|LONG ROAD HOME:Over 100 thousand Bhutani refugees have been living in the camps in Jhapa for over a decade.|
No school bus stops here to pick up children. No postman comes here to deliver mail. They are refugees from Bhutan who were sitting for more than a month in front of the United Nations in Kathmandu.
The UN gives most of them two square meals a day back at their camps in Jhapa, but compassion fatigue is setting in. "That is the maximum we can do," says UNHCR representative Abraham Abraham, "it is, however, criminal to keep them in camps for so long."
The camps have become a base for pro-democracy dissent activity against the Bhutani establishment. The refugees are not radicals. They have never questioned their monarchy, even though their host country might have. But they want to have a future.
It was not any green pasture which attracted them. They were forced to leave their lands and homes. The royal government of Bhutan found them too insistent on the question of democracy and human rights, too restive against laws on language and national dress. They still want to go back to the same setup, confident to overcome the difficulties in Bhutan and work for the country's development. But neither Bhutan, nor any foreign nation, seems bothered about their future.
After deadlocked bilateral negotiations, the Americans have volunteered to absorb 60,000 of them in the US. The proposal has got mixed responses. Many Bhutani refugee leaders feel that while the offer was welcome, the US should have been exerting pressure on Bhutan to take back its people. Others feel that the proposal is not a long-term solution and could, in fact, act as a destabilising factor within Bhutan and among the refugees.
US ambassador James F Moriarity argues that it is a human problem which required immediate attention. He didn't react to the plea to remonstrate with Bhutan except to say: "We are in touch with India."
New Delhi should have been more proactive. An authoritarian regime which is solely dependent on it for defence should have been pressured to get refugees back to their homes. But New Delhi is afraid to even ask questions lest tiny Bhutan should be annoyed and tilt towards the next door China.
Bhutan sealed its border in 1950 when the Tibetans were running away for refuge. It can't afford to lean on China. But diplomatically and economically, India and Bhutan are close to each other and that is what makes New Delhi's leverage important. The people or organisations with which I interacted in Kathmandu recently expressed an urgent need for India to take an active role in resolving the refugee issue.
With its tradition of multi-party democracy, its pluralistic society and its role as a leading economic power in the region, India is seen as the only entity which could and should try to seek a solution to this humanitarian crisis. Bhutani refugee leader Teknath Rizal says he is convinced New Delhi will not step in to help. His own experience was not a happy one. When he got to the border after being released from detention in Bhutan, he was jailed and given a choice leave India or spend the rest of his life in jail. He preferred to travel to Nepal because it allowed him to live freely and propagate the cause of refugees.

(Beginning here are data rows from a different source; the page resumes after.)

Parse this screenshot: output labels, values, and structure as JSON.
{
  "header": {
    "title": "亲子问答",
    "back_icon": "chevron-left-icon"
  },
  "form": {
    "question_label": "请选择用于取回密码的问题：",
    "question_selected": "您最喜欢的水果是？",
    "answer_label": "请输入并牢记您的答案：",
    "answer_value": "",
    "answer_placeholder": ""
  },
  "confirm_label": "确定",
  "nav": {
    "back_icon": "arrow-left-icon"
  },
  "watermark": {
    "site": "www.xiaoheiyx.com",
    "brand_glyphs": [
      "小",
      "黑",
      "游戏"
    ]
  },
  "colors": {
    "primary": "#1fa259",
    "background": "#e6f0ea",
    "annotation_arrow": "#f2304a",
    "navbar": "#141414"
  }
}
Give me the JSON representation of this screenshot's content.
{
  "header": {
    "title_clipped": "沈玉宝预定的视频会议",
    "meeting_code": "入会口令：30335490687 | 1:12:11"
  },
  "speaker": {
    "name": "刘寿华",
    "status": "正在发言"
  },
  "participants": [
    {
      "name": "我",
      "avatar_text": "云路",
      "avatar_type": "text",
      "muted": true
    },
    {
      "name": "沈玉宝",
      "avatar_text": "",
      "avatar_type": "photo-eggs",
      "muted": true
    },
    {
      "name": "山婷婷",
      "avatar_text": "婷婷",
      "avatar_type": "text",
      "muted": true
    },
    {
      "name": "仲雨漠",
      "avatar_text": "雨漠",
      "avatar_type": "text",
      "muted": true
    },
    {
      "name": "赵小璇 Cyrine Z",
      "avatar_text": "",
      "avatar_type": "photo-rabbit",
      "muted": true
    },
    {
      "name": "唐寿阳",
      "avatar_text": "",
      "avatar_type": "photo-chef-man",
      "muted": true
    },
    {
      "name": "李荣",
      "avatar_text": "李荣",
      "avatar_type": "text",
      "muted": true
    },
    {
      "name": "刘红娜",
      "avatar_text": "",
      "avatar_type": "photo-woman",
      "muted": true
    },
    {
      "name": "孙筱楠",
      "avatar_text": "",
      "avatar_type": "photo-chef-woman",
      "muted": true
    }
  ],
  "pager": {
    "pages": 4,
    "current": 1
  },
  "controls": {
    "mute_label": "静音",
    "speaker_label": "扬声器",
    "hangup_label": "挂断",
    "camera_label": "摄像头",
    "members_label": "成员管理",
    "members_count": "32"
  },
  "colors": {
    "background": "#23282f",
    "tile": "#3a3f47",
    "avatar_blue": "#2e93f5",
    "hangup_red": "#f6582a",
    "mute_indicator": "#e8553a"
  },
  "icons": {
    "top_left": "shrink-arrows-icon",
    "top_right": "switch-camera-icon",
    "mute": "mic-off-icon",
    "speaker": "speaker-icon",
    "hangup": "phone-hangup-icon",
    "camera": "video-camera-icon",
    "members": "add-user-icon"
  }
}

A report by South Asian Human Rights Forum has put the whole thing in perspective: "A major human rights deficit in the South Asian region is the prolonged exile of Bhutanese refugees living in Nepal and India. Both host governments have often ruthlessly cooperated with the Bhutanese government in forced repatriation, arrest or denial of freedom of association and expression to the refugees. This tri-governmental alliance has demobilised the Bhutanese refugee population. Their visibility is low and all attempted solutions lack coherence."
One of the consequences of allowing the problem to fester is the possibility that dissatisfaction and unrest among refugees could overtime drive them to extremism. This could create new conflicts in the region and India could experience negative fallout.